SINGAPORE: A new centre launched in Singapore on Tuesday (Nov 14) aims to combat cybercrime and ramp up cyber information sharing among 49 financial institutions in nine countries - Australia, India, Japan, Malaysia, New Zealand, Singapore, South Korea, Taiwan and Thailand.
The Financial Services Information Sharing and Analysis Center (FS-ISAC) Asia Pacific Regional Analysis Centre will provide round the clock local and global coverage with threat information sharing, actionable intelligence, as well as tools and resources to respond to incidents, according to a joint press release by the Monetary Authority of Singapore (MAS) and FS-ISAC.
MAS chief FinTech officer Sopnendu Mohanty said that against the backdrop of increasingly complex and sophisticated cyber-attacks, it is "even more important for countries to stay engaged, foster stronger relationships and exchange information and expertise freely".
The centre’s operations and the regional intelligence reports it produces will help Asia Pacific countries to deal better with cross-border cybercrimes, he added.
FS-ISAC president and CEO Bill Nelson said information sharing remains one of the most effective ways to stay ahead of cybercrime.
"Strengthening local intelligence capabilities and cyber-resilience is critical at both a regional and a global level," he said.
Member institutions will benefit from regional meetings, regionally-focused monthly threat calls, webinars on hot topics, cybersecurity training and summits, MAS and FS-ISAC said in the press release.
FS-ISAC is an intelligence gathering and sharing initiative for the financial sector, with over 7,000 members worldwide.
To meet the growing need for cybersecurity talent, the FS-ISAC has also signed a memorandum of understanding with Temasek Polytechnic to provide internship opportunities to the latter's students.
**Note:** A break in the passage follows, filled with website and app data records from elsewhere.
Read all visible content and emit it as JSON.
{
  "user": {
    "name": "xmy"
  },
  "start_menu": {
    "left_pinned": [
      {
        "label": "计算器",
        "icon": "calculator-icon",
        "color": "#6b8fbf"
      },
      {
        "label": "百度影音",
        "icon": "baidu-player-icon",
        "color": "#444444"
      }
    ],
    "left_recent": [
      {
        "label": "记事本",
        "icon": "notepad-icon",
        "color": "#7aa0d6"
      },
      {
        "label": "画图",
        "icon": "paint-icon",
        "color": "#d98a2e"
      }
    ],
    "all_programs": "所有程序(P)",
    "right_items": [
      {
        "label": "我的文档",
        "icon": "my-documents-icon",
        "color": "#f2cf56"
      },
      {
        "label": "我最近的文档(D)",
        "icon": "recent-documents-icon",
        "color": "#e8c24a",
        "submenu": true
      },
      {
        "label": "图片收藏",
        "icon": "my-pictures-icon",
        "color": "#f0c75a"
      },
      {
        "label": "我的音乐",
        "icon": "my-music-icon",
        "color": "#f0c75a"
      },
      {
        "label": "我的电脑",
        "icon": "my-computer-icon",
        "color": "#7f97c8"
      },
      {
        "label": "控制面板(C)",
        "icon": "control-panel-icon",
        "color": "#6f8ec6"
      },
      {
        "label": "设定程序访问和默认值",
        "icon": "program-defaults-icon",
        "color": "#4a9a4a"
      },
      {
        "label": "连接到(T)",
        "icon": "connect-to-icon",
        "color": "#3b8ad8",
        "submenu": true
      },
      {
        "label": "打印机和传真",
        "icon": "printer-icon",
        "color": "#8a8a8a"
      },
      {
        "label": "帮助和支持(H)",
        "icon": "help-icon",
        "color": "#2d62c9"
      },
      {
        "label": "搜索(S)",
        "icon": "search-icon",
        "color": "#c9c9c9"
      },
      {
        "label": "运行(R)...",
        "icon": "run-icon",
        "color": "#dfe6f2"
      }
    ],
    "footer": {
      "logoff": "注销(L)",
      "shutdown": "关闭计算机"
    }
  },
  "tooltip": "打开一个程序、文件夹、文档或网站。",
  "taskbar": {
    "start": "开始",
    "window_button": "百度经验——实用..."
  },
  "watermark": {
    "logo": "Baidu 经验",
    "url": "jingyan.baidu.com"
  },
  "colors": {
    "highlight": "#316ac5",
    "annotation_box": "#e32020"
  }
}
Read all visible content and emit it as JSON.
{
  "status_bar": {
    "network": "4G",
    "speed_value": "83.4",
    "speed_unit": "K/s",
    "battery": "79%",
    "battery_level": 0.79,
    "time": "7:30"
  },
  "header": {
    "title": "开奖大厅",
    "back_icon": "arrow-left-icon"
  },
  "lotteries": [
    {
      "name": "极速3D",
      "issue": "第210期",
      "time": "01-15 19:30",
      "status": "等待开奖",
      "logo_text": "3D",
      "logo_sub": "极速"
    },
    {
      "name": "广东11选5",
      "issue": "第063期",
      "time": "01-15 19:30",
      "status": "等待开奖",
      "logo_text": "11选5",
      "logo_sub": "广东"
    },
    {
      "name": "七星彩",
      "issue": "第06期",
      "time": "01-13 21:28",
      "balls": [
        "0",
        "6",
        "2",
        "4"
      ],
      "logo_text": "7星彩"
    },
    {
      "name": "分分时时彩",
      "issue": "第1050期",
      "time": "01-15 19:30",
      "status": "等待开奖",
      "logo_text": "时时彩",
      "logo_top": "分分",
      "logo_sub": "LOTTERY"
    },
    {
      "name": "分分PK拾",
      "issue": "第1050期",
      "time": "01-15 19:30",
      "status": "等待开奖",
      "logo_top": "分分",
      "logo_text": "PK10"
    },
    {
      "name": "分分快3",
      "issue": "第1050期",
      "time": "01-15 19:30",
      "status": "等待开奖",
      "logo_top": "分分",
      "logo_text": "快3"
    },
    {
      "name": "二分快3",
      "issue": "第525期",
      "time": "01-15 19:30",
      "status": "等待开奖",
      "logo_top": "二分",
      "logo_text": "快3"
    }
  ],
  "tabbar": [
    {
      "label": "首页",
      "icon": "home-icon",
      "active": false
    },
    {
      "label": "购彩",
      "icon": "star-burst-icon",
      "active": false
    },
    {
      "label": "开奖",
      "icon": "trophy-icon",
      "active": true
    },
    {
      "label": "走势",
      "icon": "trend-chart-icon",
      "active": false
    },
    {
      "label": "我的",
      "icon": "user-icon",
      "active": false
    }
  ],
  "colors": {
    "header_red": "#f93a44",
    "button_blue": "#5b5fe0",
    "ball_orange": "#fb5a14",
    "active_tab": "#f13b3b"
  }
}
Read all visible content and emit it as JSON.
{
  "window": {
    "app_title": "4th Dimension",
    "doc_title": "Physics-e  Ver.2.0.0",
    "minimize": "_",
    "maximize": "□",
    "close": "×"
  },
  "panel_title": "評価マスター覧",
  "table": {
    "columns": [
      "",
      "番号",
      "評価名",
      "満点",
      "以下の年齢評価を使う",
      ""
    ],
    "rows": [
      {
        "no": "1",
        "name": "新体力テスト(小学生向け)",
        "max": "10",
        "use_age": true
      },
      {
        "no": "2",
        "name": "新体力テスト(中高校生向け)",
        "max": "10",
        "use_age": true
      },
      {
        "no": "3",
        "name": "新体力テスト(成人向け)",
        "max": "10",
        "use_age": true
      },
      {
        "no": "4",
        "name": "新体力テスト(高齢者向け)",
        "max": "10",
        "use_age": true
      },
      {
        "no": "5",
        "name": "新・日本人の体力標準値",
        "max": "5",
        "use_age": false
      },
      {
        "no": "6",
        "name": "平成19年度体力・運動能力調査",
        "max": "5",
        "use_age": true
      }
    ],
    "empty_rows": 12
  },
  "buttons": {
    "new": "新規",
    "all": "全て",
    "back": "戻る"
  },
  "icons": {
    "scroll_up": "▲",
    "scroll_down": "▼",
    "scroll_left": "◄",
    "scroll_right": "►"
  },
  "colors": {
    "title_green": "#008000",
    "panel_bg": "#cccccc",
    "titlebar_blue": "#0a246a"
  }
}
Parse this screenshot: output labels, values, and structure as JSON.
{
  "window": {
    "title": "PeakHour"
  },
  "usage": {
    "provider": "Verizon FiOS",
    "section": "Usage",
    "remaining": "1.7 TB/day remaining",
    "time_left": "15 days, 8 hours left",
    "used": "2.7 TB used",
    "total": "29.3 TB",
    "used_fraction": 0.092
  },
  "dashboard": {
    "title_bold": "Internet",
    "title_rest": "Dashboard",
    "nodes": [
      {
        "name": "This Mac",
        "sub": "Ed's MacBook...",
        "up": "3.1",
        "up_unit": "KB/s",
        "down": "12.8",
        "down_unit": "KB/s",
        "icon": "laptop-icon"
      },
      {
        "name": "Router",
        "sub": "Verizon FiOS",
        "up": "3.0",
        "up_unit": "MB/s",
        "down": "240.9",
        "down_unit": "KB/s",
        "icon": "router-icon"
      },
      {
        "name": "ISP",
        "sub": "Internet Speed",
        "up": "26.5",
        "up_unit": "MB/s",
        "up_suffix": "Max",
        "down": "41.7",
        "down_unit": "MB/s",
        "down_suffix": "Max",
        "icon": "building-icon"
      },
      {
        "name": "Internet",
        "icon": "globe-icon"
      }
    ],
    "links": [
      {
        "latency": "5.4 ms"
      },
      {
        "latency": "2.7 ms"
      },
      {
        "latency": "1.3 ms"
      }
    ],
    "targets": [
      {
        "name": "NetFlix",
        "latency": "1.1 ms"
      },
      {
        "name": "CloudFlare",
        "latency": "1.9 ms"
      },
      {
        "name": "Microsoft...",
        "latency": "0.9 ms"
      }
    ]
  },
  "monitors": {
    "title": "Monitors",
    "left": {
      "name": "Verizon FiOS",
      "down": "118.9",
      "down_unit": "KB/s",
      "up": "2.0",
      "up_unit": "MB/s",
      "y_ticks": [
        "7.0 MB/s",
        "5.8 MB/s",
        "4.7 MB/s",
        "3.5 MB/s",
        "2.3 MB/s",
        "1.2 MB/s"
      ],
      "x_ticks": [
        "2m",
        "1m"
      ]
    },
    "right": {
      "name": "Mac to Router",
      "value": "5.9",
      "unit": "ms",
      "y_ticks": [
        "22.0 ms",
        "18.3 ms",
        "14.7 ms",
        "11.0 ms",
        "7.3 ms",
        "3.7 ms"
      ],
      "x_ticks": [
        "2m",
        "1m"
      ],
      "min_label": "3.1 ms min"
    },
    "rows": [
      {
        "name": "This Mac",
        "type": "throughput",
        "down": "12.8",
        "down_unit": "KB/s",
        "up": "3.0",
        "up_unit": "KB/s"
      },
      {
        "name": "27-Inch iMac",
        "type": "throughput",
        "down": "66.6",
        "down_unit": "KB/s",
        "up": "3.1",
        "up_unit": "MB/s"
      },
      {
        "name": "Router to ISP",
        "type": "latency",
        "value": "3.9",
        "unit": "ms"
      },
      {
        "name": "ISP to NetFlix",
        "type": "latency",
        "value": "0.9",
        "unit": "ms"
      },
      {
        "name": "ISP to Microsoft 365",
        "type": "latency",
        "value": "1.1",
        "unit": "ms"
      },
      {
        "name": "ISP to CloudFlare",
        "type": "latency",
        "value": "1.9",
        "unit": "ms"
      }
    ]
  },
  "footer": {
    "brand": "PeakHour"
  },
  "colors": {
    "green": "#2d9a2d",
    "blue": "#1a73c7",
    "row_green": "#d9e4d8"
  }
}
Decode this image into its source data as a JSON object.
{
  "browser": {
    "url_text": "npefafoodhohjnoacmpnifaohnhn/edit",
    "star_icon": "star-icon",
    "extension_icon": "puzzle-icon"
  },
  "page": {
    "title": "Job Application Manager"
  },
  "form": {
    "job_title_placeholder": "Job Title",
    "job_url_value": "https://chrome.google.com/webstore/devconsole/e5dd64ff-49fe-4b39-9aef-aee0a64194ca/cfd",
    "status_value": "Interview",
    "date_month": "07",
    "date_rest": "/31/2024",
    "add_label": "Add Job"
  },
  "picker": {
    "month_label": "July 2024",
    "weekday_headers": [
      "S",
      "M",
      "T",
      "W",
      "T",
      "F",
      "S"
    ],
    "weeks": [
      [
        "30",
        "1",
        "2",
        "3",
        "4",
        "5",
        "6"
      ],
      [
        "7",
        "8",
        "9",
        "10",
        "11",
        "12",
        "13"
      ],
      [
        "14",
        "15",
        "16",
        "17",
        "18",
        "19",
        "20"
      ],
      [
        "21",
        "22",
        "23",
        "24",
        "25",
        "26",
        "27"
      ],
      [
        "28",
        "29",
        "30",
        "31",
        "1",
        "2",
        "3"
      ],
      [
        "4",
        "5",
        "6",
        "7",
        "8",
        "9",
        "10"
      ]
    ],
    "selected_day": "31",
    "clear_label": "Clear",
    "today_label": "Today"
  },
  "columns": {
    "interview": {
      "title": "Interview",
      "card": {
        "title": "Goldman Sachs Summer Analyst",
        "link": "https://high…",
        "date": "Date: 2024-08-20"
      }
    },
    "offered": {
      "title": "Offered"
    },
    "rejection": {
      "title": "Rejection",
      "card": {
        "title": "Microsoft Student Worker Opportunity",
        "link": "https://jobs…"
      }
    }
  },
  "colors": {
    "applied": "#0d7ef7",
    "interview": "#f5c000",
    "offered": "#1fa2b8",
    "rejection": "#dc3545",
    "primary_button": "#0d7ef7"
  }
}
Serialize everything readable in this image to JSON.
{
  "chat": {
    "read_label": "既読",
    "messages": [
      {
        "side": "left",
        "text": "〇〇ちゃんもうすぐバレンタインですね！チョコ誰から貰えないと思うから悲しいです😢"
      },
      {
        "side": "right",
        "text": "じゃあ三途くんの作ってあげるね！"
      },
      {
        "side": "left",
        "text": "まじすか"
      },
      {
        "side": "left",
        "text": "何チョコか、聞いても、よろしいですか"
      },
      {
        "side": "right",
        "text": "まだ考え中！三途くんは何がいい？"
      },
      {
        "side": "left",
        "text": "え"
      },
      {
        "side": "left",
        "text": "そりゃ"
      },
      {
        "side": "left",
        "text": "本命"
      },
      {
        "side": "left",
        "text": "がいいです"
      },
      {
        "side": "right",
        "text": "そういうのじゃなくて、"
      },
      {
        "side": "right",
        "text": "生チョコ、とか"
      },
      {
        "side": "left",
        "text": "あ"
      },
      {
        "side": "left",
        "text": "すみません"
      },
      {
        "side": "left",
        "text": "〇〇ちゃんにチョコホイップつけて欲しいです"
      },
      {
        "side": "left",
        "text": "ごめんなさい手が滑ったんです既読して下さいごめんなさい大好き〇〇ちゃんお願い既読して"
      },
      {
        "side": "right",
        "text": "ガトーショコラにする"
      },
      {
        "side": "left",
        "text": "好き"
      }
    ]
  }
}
They will be exposed to real world cyber threats to build up their skills in cybersecurity, according to MAS and FS-ISAC.
They added that the initiative will support the financial services industry transformation map and meet the growing demand for cybersecurity talent in Singapore.
Speaking at the Singapore FinTech Festival, Mr Ravi Menon, Managing Director of MAS, also announced other key measures the central bank will take to strengthen cyber defence in the financial services sector.
“As we go more digital and online, cyber risks will mount. And if these risks are not managed well, public trust and confidence in technology will suffer,” said Mr Menon.
“To fully harness the benefits of digital technology, we must build robust cyber defences and have effective remediation plans when things go wrong.”
PARTNERSHIP WITH ABS
One of the ways MAS is boosting its cybersecurity is by teaming up with Association of Banks in Singapore (ABS) to review the Technology Risk Management Guidelines.
These guidelines are reviewed regularly, but for the first time, these guidelines will be created with industry players.
“We will develop cyber risk management guidance with the industry, for the industry."
MAS' partnership with ABS will aim to "establish guidelines for 'red-teaming', to enhance cyber security testing … to assess (an organisation’s) ability to respond to infiltration attempts. It will complement other forms of testing and assessments that are already in place," said Mr Menon.
Currently, Singapore’s central bank requires key financial institutions to conduct penetration testing of their cyberdefences by independent third-parties, or “red-teaming” - a process designed to detect network and system vulnerabilities and test security by simulating an attack to infiltrate a system, network or access to data.
This ultimate purpose of the process is to enhance security.